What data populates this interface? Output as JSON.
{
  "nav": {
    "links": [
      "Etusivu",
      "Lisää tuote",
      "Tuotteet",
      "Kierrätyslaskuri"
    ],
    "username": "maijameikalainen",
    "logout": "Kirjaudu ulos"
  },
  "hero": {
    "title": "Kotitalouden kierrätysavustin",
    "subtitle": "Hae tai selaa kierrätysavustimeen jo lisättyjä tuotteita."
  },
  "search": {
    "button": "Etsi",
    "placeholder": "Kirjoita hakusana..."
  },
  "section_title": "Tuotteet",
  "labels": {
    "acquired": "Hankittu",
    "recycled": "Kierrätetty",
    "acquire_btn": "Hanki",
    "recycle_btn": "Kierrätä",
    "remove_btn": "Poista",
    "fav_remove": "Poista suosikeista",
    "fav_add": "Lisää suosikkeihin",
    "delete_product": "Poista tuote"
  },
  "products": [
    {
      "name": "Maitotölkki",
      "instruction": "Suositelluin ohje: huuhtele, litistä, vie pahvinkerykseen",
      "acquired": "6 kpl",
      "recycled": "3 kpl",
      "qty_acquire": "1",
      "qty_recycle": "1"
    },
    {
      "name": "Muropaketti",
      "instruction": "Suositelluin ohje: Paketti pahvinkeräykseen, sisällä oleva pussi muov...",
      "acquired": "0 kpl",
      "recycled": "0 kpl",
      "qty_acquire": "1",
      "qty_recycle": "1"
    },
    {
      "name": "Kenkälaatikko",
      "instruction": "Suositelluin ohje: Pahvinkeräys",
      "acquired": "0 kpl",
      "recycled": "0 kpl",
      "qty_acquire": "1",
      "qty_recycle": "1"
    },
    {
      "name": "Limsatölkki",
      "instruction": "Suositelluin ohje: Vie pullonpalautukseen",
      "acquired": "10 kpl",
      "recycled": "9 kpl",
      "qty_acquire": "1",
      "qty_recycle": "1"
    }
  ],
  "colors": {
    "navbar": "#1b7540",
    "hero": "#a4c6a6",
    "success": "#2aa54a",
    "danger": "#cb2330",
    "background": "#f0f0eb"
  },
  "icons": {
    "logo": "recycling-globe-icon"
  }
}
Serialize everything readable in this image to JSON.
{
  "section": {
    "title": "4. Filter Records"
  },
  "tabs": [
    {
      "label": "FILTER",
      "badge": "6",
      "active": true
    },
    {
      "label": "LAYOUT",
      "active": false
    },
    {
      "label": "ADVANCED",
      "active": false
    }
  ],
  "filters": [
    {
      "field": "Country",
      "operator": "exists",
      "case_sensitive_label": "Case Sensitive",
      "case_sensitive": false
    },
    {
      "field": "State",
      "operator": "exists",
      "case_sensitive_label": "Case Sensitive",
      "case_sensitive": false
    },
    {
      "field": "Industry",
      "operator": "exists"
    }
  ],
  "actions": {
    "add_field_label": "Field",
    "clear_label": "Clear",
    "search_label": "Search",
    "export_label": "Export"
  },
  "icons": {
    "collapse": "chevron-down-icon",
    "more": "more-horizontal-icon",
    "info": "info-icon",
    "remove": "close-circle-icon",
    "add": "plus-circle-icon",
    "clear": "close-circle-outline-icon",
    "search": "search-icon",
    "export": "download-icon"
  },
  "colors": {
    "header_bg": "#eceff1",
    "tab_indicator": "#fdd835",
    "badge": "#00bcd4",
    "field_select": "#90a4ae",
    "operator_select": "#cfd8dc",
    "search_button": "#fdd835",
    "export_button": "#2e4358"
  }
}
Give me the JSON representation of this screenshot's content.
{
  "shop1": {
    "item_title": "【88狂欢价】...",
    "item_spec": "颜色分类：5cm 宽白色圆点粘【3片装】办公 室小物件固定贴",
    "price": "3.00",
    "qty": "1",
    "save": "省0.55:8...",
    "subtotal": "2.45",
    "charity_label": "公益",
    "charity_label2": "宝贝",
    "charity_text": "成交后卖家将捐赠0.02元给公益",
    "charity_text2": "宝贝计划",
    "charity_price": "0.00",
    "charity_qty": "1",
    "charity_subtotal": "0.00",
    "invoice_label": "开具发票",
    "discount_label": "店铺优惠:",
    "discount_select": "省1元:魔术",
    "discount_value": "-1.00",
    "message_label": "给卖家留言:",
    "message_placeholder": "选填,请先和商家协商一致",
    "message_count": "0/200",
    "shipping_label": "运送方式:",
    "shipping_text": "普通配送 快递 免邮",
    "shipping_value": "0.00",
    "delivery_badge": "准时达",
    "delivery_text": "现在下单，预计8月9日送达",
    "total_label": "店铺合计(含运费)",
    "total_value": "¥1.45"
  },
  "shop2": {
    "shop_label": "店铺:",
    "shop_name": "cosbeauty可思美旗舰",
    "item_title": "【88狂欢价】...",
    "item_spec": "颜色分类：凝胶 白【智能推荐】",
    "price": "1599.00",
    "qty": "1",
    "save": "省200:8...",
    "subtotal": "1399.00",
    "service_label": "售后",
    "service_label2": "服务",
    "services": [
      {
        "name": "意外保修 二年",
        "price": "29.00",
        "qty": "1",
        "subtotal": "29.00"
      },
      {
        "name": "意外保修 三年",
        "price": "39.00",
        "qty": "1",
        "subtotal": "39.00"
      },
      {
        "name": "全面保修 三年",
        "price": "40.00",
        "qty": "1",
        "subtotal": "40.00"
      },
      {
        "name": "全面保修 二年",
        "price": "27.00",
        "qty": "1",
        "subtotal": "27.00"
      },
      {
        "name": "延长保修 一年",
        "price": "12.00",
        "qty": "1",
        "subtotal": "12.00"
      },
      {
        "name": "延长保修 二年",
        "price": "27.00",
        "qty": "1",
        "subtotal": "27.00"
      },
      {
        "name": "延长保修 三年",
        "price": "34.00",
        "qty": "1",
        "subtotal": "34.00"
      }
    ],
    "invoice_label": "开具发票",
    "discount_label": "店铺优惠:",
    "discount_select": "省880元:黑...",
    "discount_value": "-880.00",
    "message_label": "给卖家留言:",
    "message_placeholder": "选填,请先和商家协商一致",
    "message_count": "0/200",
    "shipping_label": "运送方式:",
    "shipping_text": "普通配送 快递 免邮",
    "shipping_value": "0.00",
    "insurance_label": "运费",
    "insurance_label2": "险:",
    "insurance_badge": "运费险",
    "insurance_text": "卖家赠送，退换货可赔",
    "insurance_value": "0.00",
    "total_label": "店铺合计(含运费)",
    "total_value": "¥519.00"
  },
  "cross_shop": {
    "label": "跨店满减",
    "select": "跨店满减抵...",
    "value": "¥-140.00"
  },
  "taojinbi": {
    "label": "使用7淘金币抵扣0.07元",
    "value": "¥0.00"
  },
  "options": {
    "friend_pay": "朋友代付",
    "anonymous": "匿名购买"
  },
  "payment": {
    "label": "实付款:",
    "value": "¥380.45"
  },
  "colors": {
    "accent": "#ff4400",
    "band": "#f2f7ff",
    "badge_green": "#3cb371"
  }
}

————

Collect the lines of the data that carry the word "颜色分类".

* [Written response]
    "item_spec": "颜色分类：5cm 宽白色圆点粘【3片装】办公 室小物件固定贴",
    "item_spec": "颜色分类：凝胶 白【智能推荐】",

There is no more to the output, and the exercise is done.